Wednesday, 21 September 2011
Fossil hoard uncovered in WA
A treasure trove of fossils up to a million years old has been found in three caves under the Nullarbor.
Palaeontologists returned last month from their fifth expedition to Last Tree Cave, Flightstar and Leaena's Breath, on the WA side of the Nullarbor Plain, where about 100,000 bones were collected during the past two field trips.
Flinders University palaeontologist Gavin Prideaux said the caves, discovered in 2002, were littered with fossils.
"There were a lot of complete skeletons of megafauna species just sort of lying on the cave floors," he said.
One of the most impressive finds was an almost complete skeleton of a Thylacoleo carnifex, or marsupial lion - a prehistoric animal that was the size of a leopard, built like a bear and able to stand up like a kangaroo. It had huge claws and the most powerful bite of any known mammal.
WA Museum documentary director Clay Bryce, who has been involved in the project since its inception, described the caves as a treasure trove of extraordinary fossil material.
"From one skeleton we suddenly went to 11 Thylacoleo skeletons, tree kangaroos, koalas, Thylacines, giant wombats, untold numbers of birds, giant kangaroos, Procoptodons, smaller species of kangaroo, horned wallabies, the list goes on and on," he said.
Dr Prideaux said the caves had acted as an animal trap, catching animals that fell through the entrance and birds that could not find their way out.
On the most recent expedition researchers rescued two live birds that had become disoriented in the caves.
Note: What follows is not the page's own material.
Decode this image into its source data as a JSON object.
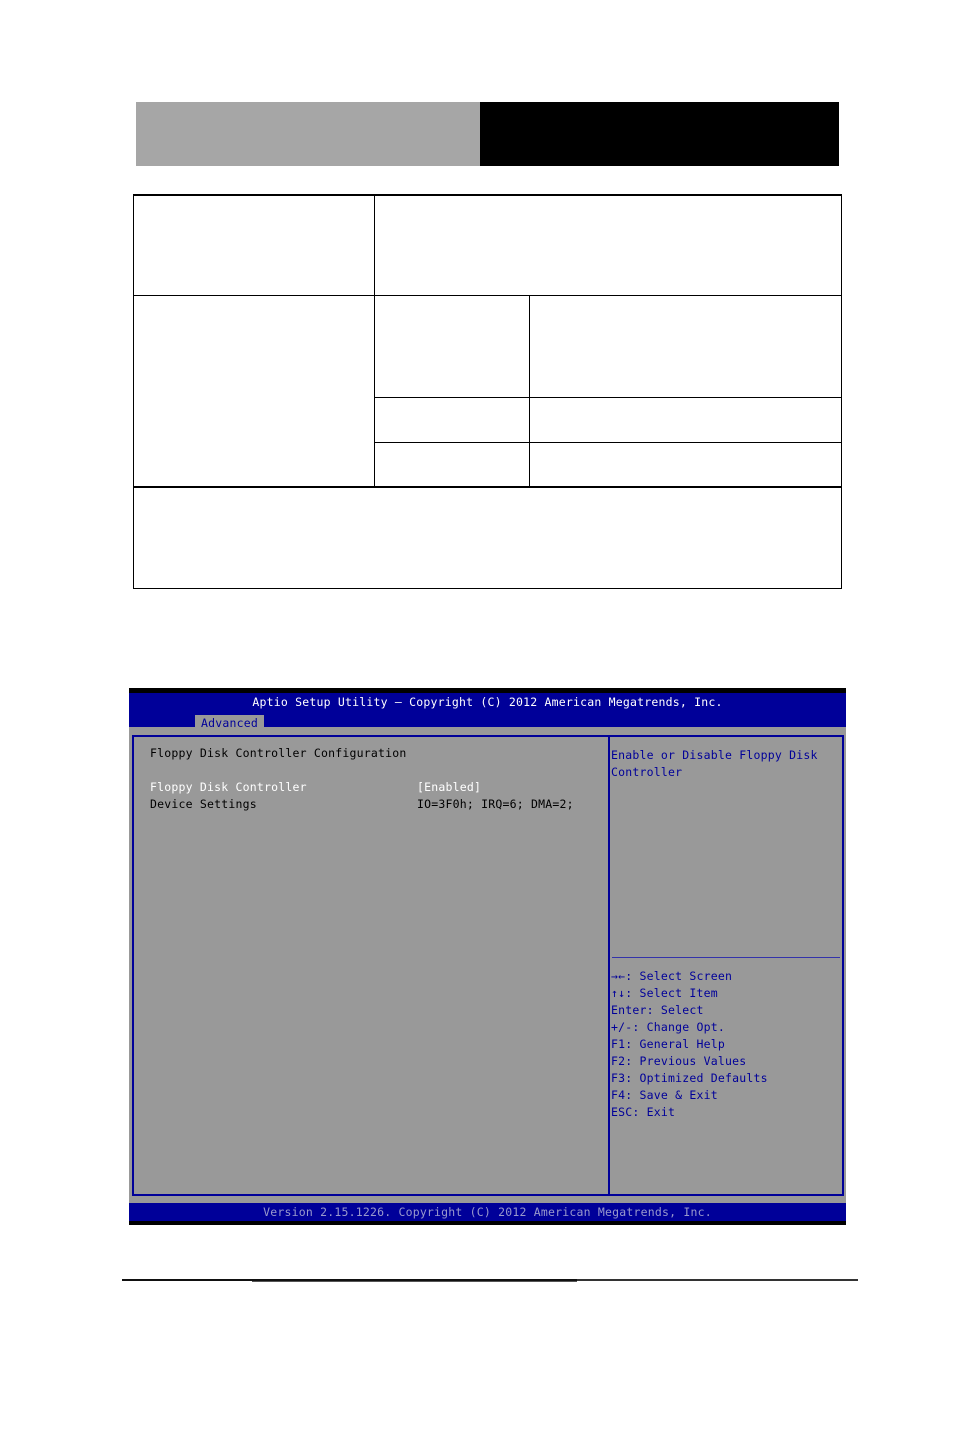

Dr Prideaux said at least eight confirmed new species had been found in the caves and that was likely to rise to 15 to 20 new species as more bones were analysed.
The research was part-funded by National Geographic.